Please leave out pictures and print exactly the lines from the one that has "Serialize everything readable" through the last line of the material below.

··········

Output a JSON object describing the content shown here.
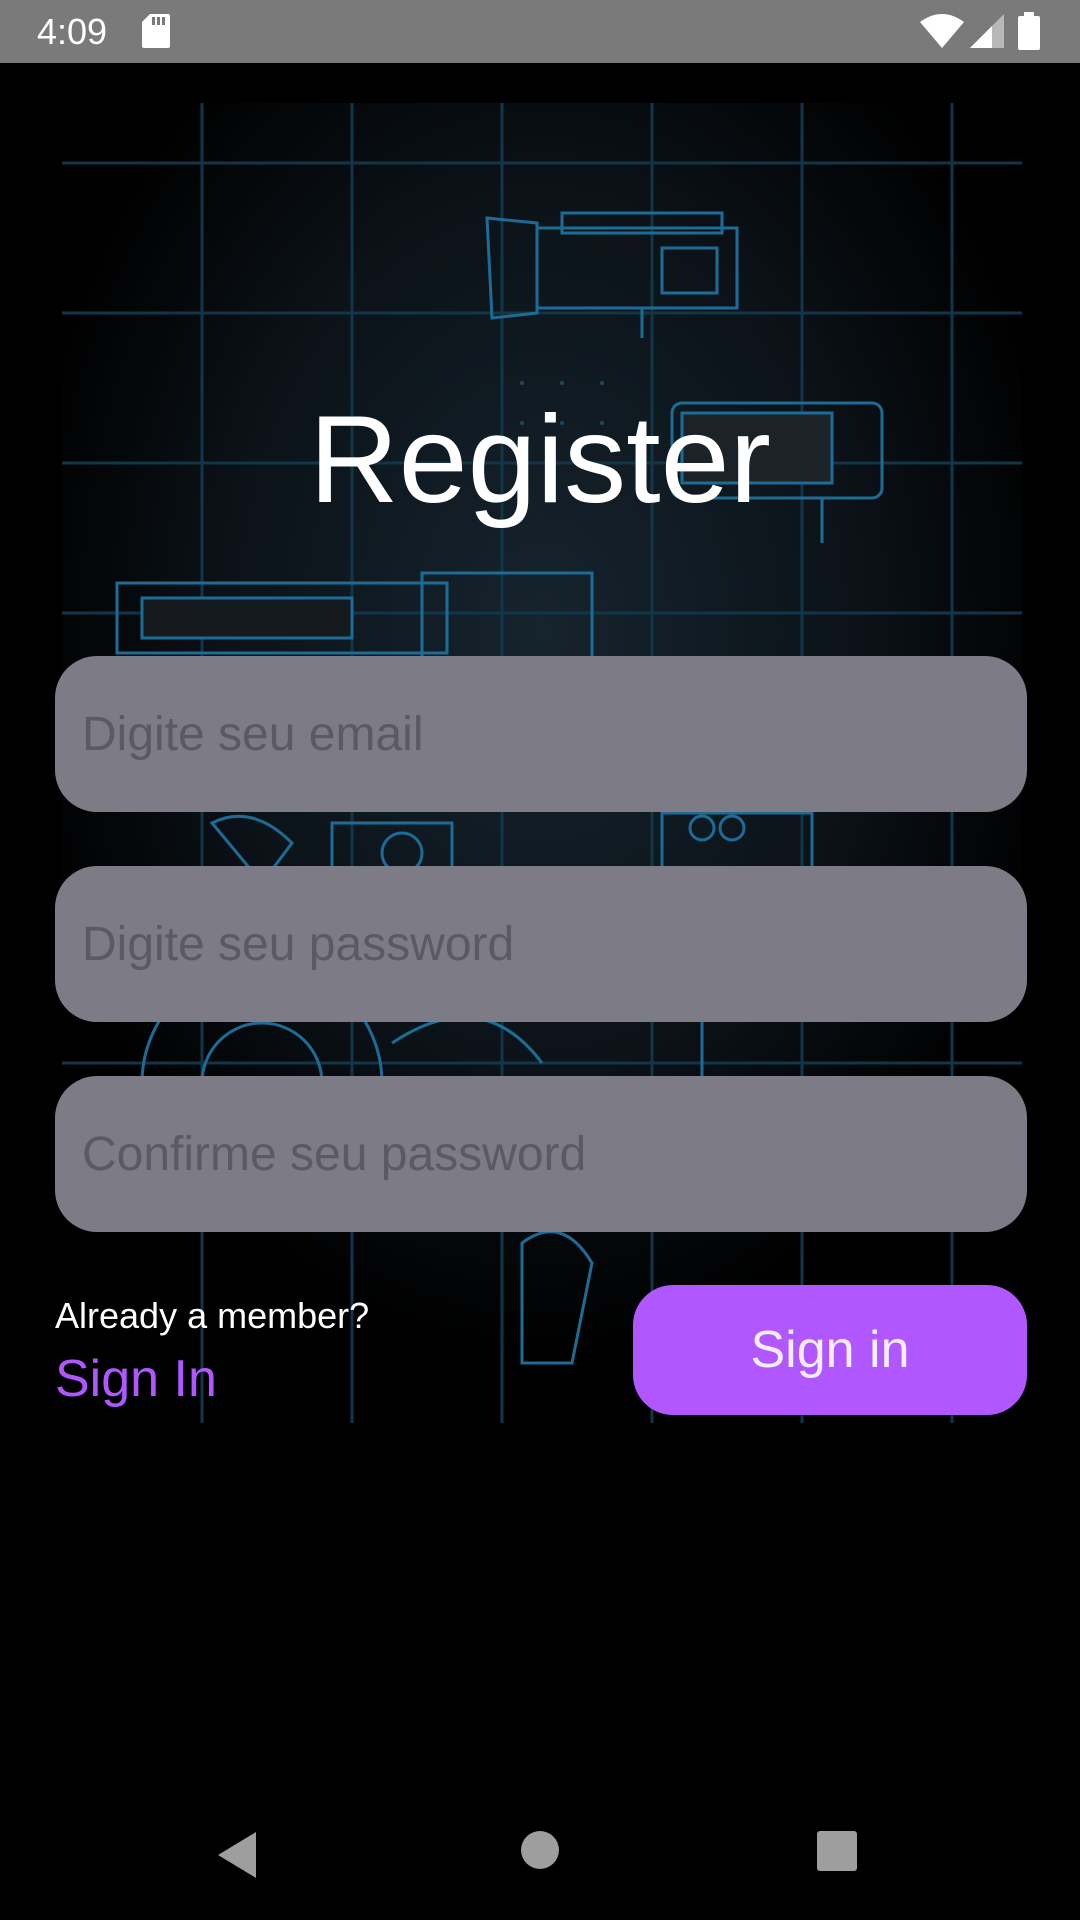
{
  "status_bar": {
    "time": "4:09",
    "icons": [
      "sd-card-icon",
      "wifi-icon",
      "signal-icon",
      "battery-icon"
    ]
  },
  "background": {
    "description_icon": "blueprint-background-icon",
    "accent_color": "#1a6a9a"
  },
  "register": {
    "title": "Register",
    "email_placeholder": "Digite seu email",
    "password_placeholder": "Digite seu password",
    "confirm_placeholder": "Confirme seu password",
    "member_prompt": "Already a member?",
    "sign_in_link": "Sign In",
    "sign_in_button": "Sign in"
  },
  "colors": {
    "accent": "#b057ff",
    "input_bg": "#7d7c86",
    "status_bar": "#7a7a7a"
  },
  "nav_bar": {
    "icons": [
      "back-icon",
      "home-icon",
      "recents-icon"
    ]
  }
}
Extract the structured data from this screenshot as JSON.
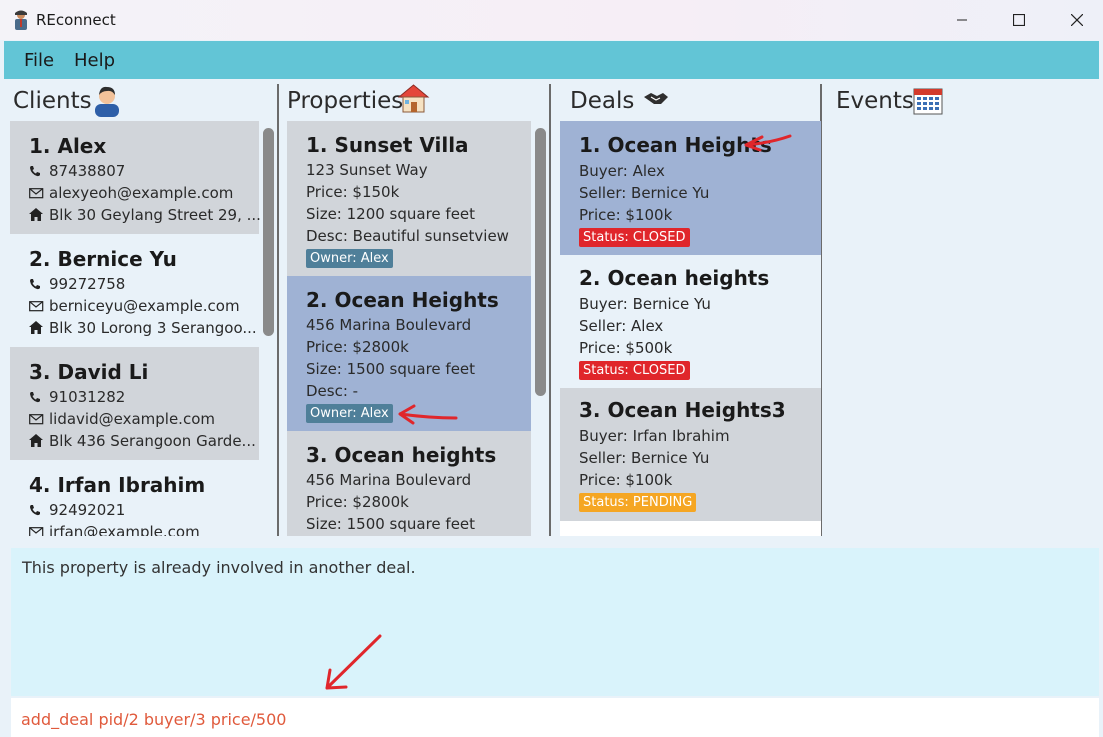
{
  "window": {
    "title": "REconnect"
  },
  "menu": {
    "file": "File",
    "help": "Help"
  },
  "panels": {
    "clients": "Clients",
    "properties": "Properties",
    "deals": "Deals",
    "events": "Events"
  },
  "clients": [
    {
      "title": "1. Alex",
      "phone": "87438807",
      "email": "alexyeoh@example.com",
      "address": "Blk 30 Geylang Street 29, ..."
    },
    {
      "title": "2. Bernice Yu",
      "phone": "99272758",
      "email": "berniceyu@example.com",
      "address": "Blk 30 Lorong 3 Serangoo..."
    },
    {
      "title": "3. David Li",
      "phone": "91031282",
      "email": "lidavid@example.com",
      "address": "Blk 436 Serangoon Garde..."
    },
    {
      "title": "4. Irfan Ibrahim",
      "phone": "92492021",
      "email": "irfan@example.com",
      "address": ""
    }
  ],
  "properties": [
    {
      "title": "1. Sunset Villa",
      "address": "123 Sunset Way",
      "price": "Price: $150k",
      "size": "Size: 1200 square feet",
      "desc": "Desc: Beautiful sunsetview",
      "owner": "Owner: Alex"
    },
    {
      "title": "2. Ocean Heights",
      "address": "456 Marina Boulevard",
      "price": "Price: $2800k",
      "size": "Size: 1500 square feet",
      "desc": "Desc: -",
      "owner": "Owner: Alex"
    },
    {
      "title": "3. Ocean heights",
      "address": "456 Marina Boulevard",
      "price": "Price: $2800k",
      "size": "Size: 1500 square feet"
    }
  ],
  "deals": [
    {
      "title": "1. Ocean Heights",
      "buyer": "Buyer: Alex",
      "seller": "Seller: Bernice Yu",
      "price": "Price: $100k",
      "status": "Status: CLOSED"
    },
    {
      "title": "2. Ocean heights",
      "buyer": "Buyer: Bernice Yu",
      "seller": "Seller: Alex",
      "price": "Price: $500k",
      "status": "Status: CLOSED"
    },
    {
      "title": "3. Ocean Heights3",
      "buyer": "Buyer: Irfan Ibrahim",
      "seller": "Seller: Bernice Yu",
      "price": "Price: $100k",
      "status": "Status: PENDING"
    }
  ],
  "result_text": "This property is already involved in another deal.",
  "command": {
    "value": "add_deal pid/2 buyer/3 price/500"
  },
  "colors": {
    "menubar": "#62c5d6",
    "selected_card": "#9fb2d4",
    "grey_card": "#d1d5da",
    "owner_tag": "#4f7f99",
    "closed": "#e0262b",
    "pending": "#f5a623",
    "annotation_arrow": "#e0262b",
    "command_text": "#e05a3c"
  },
  "icons": {
    "app": "realtor-icon",
    "clients": "person-icon",
    "properties": "house-icon",
    "deals": "handshake-icon",
    "events": "calendar-icon"
  }
}
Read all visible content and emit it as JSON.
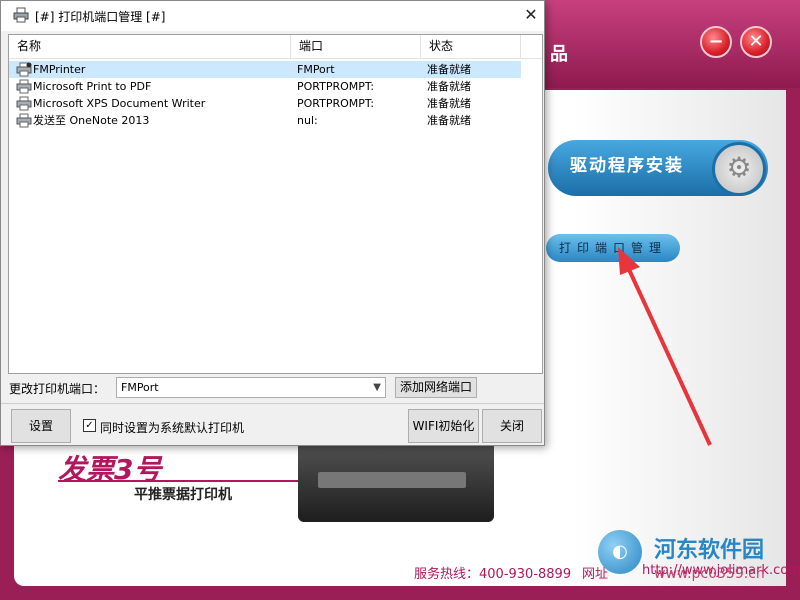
{
  "dialog": {
    "title": "[#] 打印机端口管理 [#]",
    "close_glyph": "✕",
    "columns": [
      "名称",
      "端口",
      "状态"
    ],
    "printers": [
      {
        "name": "FMPrinter",
        "port": "FMPort",
        "status": "准备就绪",
        "selected": true
      },
      {
        "name": "Microsoft Print to PDF",
        "port": "PORTPROMPT:",
        "status": "准备就绪",
        "selected": false
      },
      {
        "name": "Microsoft XPS Document Writer",
        "port": "PORTPROMPT:",
        "status": "准备就绪",
        "selected": false
      },
      {
        "name": "发送至 OneNote 2013",
        "port": "nul:",
        "status": "准备就绪",
        "selected": false
      }
    ],
    "change_port_label": "更改打印机端口：",
    "port_select_value": "FMPort",
    "add_network_port": "添加网络端口",
    "settings_button": "设置",
    "default_checkbox_checked": true,
    "default_checkbox_mark": "✓",
    "default_checkbox_label": "同时设置为系统默认打印机",
    "wifi_button": "WIFI初始化",
    "close_button": "关闭"
  },
  "background_app": {
    "title_fragment": "品",
    "minimize_glyph": "−",
    "close_glyph": "✕",
    "driver_install": "驱动程序安装",
    "print_port_manage": "打印端口管理",
    "product_name": "发票3号",
    "product_subtitle": "平推票据打印机",
    "hotline": "服务热线：400-930-8899",
    "web_label": "网址",
    "web_url": "http://www.jolimark.com"
  },
  "watermark": {
    "title": "河东软件园",
    "url": "www.pc0359.cn"
  },
  "colors": {
    "brand": "#b3165c",
    "selection": "#cce8ff",
    "accent_blue": "#2a86c2"
  }
}
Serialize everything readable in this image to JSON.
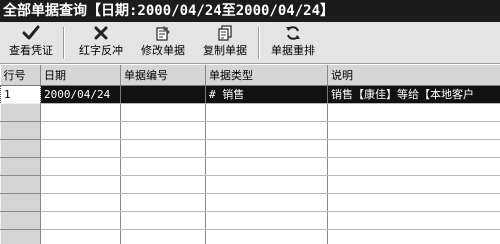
{
  "window": {
    "title": "全部单据查询【日期:2000/04/24至2000/04/24】"
  },
  "toolbar": {
    "buttons": [
      {
        "label": "查看凭证",
        "icon": "checkmark-icon"
      },
      {
        "label": "红字反冲",
        "icon": "x-mark-icon"
      },
      {
        "label": "修改单据",
        "icon": "edit-document-icon"
      },
      {
        "label": "复制单据",
        "icon": "copy-document-icon"
      },
      {
        "label": "单据重排",
        "icon": "refresh-icon"
      }
    ]
  },
  "grid": {
    "columns": [
      "行号",
      "日期",
      "单据编号",
      "单据类型",
      "说明"
    ],
    "rows": [
      {
        "row_no": "1",
        "date": "2000/04/24",
        "doc_no": "",
        "doc_type": "# 销售",
        "desc": "销售【康佳】等给【本地客户"
      }
    ],
    "empty_row_count": 8
  }
}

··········

**Response to the exercise**:
Serialize everything readable in this image to JSON.
{
  "window": {
    "title": "全部单据查询【日期:2000/04/24至2000/04/24】"
  },
  "toolbar": {
    "buttons": [
      {
        "label": "查看凭证",
        "icon": "checkmark-icon"
      },
      {
        "label": "红字反冲",
        "icon": "x-mark-icon"
      },
      {
        "label": "修改单据",
        "icon": "edit-document-icon"
      },
      {
        "label": "复制单据",
        "icon": "copy-document-icon"
      },
      {
        "label": "单据重排",
        "icon": "refresh-icon"
      }
    ]
  },
  "grid": {
    "columns": [
      "行号",
      "日期",
      "单据编号",
      "单据类型",
      "说明"
    ],
    "rows": [
      {
        "row_no": "1",
        "date": "2000/04/24",
        "doc_no": "",
        "doc_type": "# 销售",
        "desc": "销售【康佳】等给【本地客户"
      }
    ],
    "empty_row_count": 8
  }
}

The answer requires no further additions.